Waichert C., Rodriguez J., Lelej A.S., von Dohlen C.D., Pitts J.P.

В журнале Zoologica Scripta

Год: 2022 Том: 51 Выпуск: 3 Страницы: 365-380

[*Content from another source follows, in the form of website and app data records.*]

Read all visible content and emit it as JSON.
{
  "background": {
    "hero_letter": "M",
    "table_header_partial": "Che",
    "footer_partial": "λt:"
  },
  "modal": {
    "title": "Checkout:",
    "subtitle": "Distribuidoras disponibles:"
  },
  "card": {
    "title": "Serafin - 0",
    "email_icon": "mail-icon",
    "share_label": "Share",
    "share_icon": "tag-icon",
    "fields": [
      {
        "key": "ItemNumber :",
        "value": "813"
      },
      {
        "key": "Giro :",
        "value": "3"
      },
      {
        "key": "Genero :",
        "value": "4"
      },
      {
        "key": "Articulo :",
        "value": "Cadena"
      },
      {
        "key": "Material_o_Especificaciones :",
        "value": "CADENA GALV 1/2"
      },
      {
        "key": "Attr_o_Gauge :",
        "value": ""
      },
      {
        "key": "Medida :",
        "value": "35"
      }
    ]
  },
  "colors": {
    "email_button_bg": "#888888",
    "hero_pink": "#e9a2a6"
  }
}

Spider wasps (Hymenoptera: Pompilidae) cleptoparasites, such as Ceropales Latreille, have evolved the ability to steal the spiders from other pompilids. This behaviour is often observed with morphological adaptations that might mislead taxonomic decisions due to convergence. For instance, four subgenera, Bifidoceropales Wolf, Ceropales s.str., Hemiceropales Wolf and Priesnerius Móczár and six species-groups are recognized within Ceropales; all with doubtful identification. We studied species of Ceropales in light of molecular and morphological characters to delimit lineages and to test the applicability of morphological traits in diagnosing them. We used the molecular nuclear markers long-wave length rhodopsin and 28S ribosomal RNA, and the mitochondrial Cytochrome C Oxidase I available at Gene bank to reconstruct Bayesian and maximum likelihood phylogenetic trees. Our results disagree with the current subgeneric classification. We found that forewing venation and the shape of the female posterior metasomal segment sarekey characters to differentiate lineages. We discuss morphological evolution of the sting apparatus using ancestral state reconstructions; and we propose Bifidoceropales as a junior subjective synonym of Ceropaless.str., where as Priesnerius, stat.resurr. and Hemiceropales are redefined based on male and female morphological traits. This study raises important concerns, from the validity of diagnostic characters currently used to identify cleptoparasite spider wasps—and taxa with habitat constraints leading to homoplasies. Taxonomy can benefit from the reconstruction of ancestral traits by revealing reliable diagnostic characters. Moreover, our investigation provides a framework for evolutionary studies on hymenopteran cleptoparasitoids and sets the basis for future phylogenomic investigationson Ceropales by opening new perspectives for taxonomic acts and guiding taxonomic sampling efforts.

DOI 10.1111/zsc.12530